The proxy itself was a home-compiled version of nginx with ngx_http_proxy_connect_module, by default set to pass through all CONNECT and non-SSL traffic to the specified remote sites (and without logging), but with an exception for an imaginary new wildcard domain (non-SSL) which it passed to my Adjuster instead.

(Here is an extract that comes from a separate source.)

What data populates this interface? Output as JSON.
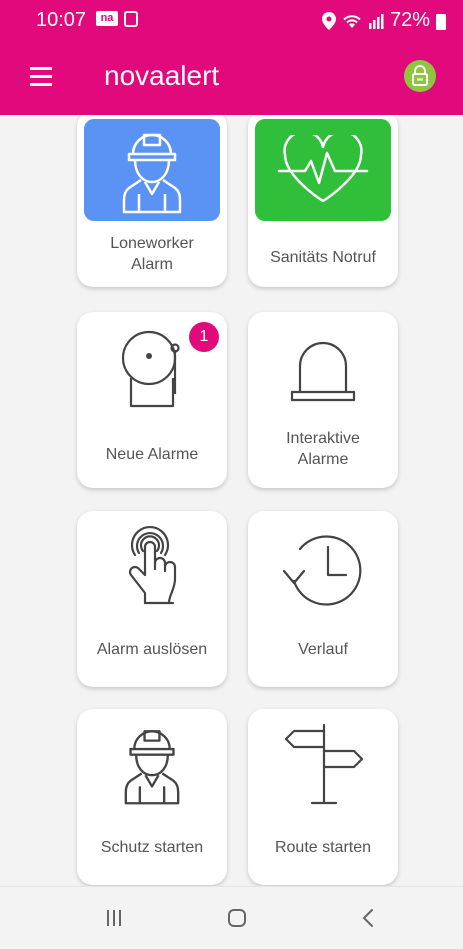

This was faster than passing all traffic through the adjuster in real_proxy mode, and it saved worrying about intercepting SSL sites and having the phone accept fake certificates (and/or complications due to its having already seen Strict-Transport-Security headers for the sites); the user simply browsed an alternate version of the site at my imaginary domain if they wanted the extra links to play videos on the projector, or browsed the site at its original domain if they didn't.

To add the links for playing videos on the projector, I used Adjuster's prominentNotice="htmlFilter" option with an htmlFilter set to a Python function that scanned the original site for certain regular expressions to identify final video URLs (these regexps will probably have to change from time to time at the whim of the video sites). I also had to add some Javascript to headAppend for some sites, and had to use htmlUrl so the function could use youtube-dl --proxy="" -f best -g where appropriate.

The links to play and stop the videos pointed to URLs which I handled using an Adjuster extensions module that simply started an ssh process to run the above-mentioned commands on the Zero W (with careful shell quoting of video URLs); when the Zero W was switched off, these links simply did nothing. (The extensions module was set to back-convert adjusted domains before sending them to the Zero W, because the Zero W wasn't using the proxy.)

I also set a normal GNU/Linux laptop to mirror its screen to the projector if plugged in via HDMI; this was simply a matter of using arandr to find a suitable xrandr command that overlays both screens, and putting this in an infinite loop (with sleep 5) in a script which I called .screenlayout/ and placed in .config/lxsession/LXDE/autostart (as the laptop was running LXDE), so that the xrandr command would be executed shortly after any HDMI cable is plugged in. Ideally I should have used MiracleCast but, besides requiring a systemd upgrade, it would also be complex on that hardware to enable WiDi and WiFi's wpa_supplicant simultaneously, and as the user primarily wanted to use the iPhone rather than the laptop I thought this was unlikely to be worth the extra effort.

All material © Silas S. Brown unless otherwise stated.